### [YOUR INSTRUCTIONS]
Wherever "Superstore" shows up in the records below, copy the whole line.

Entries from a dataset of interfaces
▬▬▬▬▬▬
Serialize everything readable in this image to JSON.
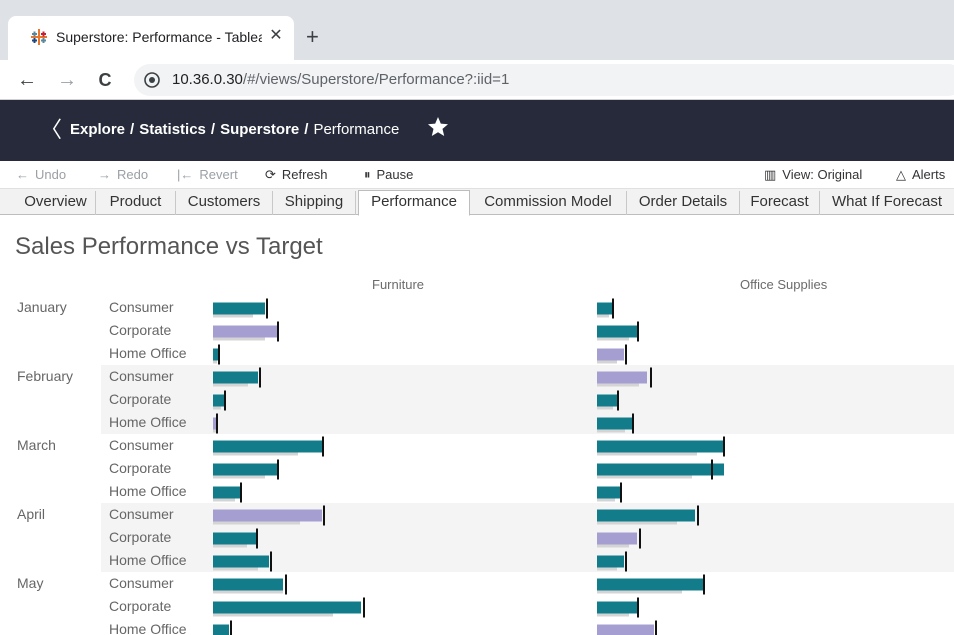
{
  "browser": {
    "tab_title": "Superstore: Performance - Tableau",
    "close_glyph": "✕",
    "new_tab_glyph": "+",
    "back_glyph": "←",
    "forward_glyph": "→",
    "reload_glyph": "C",
    "url_host": "10.36.0.30",
    "url_path": "/#/views/Superstore/Performance?:iid=1"
  },
  "header": {
    "back_glyph": "〈",
    "crumbs": [
      "Explore",
      "Statistics",
      "Superstore",
      "Performance"
    ],
    "separator": "/"
  },
  "toolbar": {
    "undo": "Undo",
    "redo": "Redo",
    "revert": "Revert",
    "refresh": "Refresh",
    "pause": "Pause",
    "view": "View: Original",
    "alerts": "Alerts"
  },
  "sheet_tabs": [
    "Overview",
    "Product",
    "Customers",
    "Shipping",
    "Performance",
    "Commission Model",
    "Order Details",
    "Forecast",
    "What If Forecast"
  ],
  "active_tab": "Performance",
  "viz": {
    "title": "Sales Performance vs Target",
    "pane_labels": [
      "Furniture",
      "Office Supplies"
    ]
  },
  "colors": {
    "above_target": "#137c8b",
    "below_target": "#a59fd1",
    "prior_bar": "#d4d4d4",
    "target_mark": "#111111",
    "header_bg": "#262a3a"
  },
  "chart_data": {
    "type": "bar",
    "title": "Sales Performance vs Target",
    "panes": [
      "Furniture",
      "Office Supplies"
    ],
    "months": [
      "January",
      "February",
      "March",
      "April",
      "May"
    ],
    "segments": [
      "Consumer",
      "Corporate",
      "Home Office"
    ],
    "rows": [
      {
        "month": "January",
        "segment": "Consumer",
        "furniture": {
          "sales": 52,
          "target": 53,
          "prior": 40,
          "met": true
        },
        "office": {
          "sales": 15,
          "target": 15,
          "prior": 12,
          "met": true
        }
      },
      {
        "month": "January",
        "segment": "Corporate",
        "furniture": {
          "sales": 64,
          "target": 64,
          "prior": 52,
          "met": false
        },
        "office": {
          "sales": 40,
          "target": 40,
          "prior": 32,
          "met": true
        }
      },
      {
        "month": "January",
        "segment": "Home Office",
        "furniture": {
          "sales": 5,
          "target": 5,
          "prior": 4,
          "met": true
        },
        "office": {
          "sales": 27,
          "target": 28,
          "prior": 20,
          "met": false
        }
      },
      {
        "month": "February",
        "segment": "Consumer",
        "furniture": {
          "sales": 45,
          "target": 46,
          "prior": 35,
          "met": true
        },
        "office": {
          "sales": 50,
          "target": 53,
          "prior": 42,
          "met": false
        }
      },
      {
        "month": "February",
        "segment": "Corporate",
        "furniture": {
          "sales": 11,
          "target": 11,
          "prior": 8,
          "met": true
        },
        "office": {
          "sales": 20,
          "target": 20,
          "prior": 16,
          "met": true
        }
      },
      {
        "month": "February",
        "segment": "Home Office",
        "furniture": {
          "sales": 3,
          "target": 3,
          "prior": 3,
          "met": false
        },
        "office": {
          "sales": 35,
          "target": 35,
          "prior": 28,
          "met": true
        }
      },
      {
        "month": "March",
        "segment": "Consumer",
        "furniture": {
          "sales": 109,
          "target": 109,
          "prior": 85,
          "met": true
        },
        "office": {
          "sales": 128,
          "target": 126,
          "prior": 100,
          "met": true
        }
      },
      {
        "month": "March",
        "segment": "Corporate",
        "furniture": {
          "sales": 64,
          "target": 64,
          "prior": 52,
          "met": true
        },
        "office": {
          "sales": 127,
          "target": 114,
          "prior": 95,
          "met": true
        }
      },
      {
        "month": "March",
        "segment": "Home Office",
        "furniture": {
          "sales": 27,
          "target": 27,
          "prior": 22,
          "met": true
        },
        "office": {
          "sales": 23,
          "target": 23,
          "prior": 18,
          "met": true
        }
      },
      {
        "month": "April",
        "segment": "Consumer",
        "furniture": {
          "sales": 109,
          "target": 110,
          "prior": 87,
          "met": false
        },
        "office": {
          "sales": 98,
          "target": 100,
          "prior": 80,
          "met": true
        }
      },
      {
        "month": "April",
        "segment": "Corporate",
        "furniture": {
          "sales": 43,
          "target": 43,
          "prior": 34,
          "met": true
        },
        "office": {
          "sales": 40,
          "target": 42,
          "prior": 32,
          "met": false
        }
      },
      {
        "month": "April",
        "segment": "Home Office",
        "furniture": {
          "sales": 56,
          "target": 57,
          "prior": 45,
          "met": true
        },
        "office": {
          "sales": 27,
          "target": 28,
          "prior": 20,
          "met": true
        }
      },
      {
        "month": "May",
        "segment": "Consumer",
        "furniture": {
          "sales": 70,
          "target": 72,
          "prior": 70,
          "met": true
        },
        "office": {
          "sales": 108,
          "target": 106,
          "prior": 85,
          "met": true
        }
      },
      {
        "month": "May",
        "segment": "Corporate",
        "furniture": {
          "sales": 148,
          "target": 150,
          "prior": 120,
          "met": true
        },
        "office": {
          "sales": 40,
          "target": 40,
          "prior": 32,
          "met": true
        }
      },
      {
        "month": "May",
        "segment": "Home Office",
        "furniture": {
          "sales": 16,
          "target": 17,
          "prior": 13,
          "met": true
        },
        "office": {
          "sales": 57,
          "target": 58,
          "prior": 45,
          "met": false
        }
      }
    ]
  }
}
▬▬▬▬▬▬
### [ANSWER TO THE PROBLEM]
    "tab_title": "Superstore: Performance - Tableau",
    "url_path": "/#/views/Superstore/Performance?:iid=1"
      "Superstore",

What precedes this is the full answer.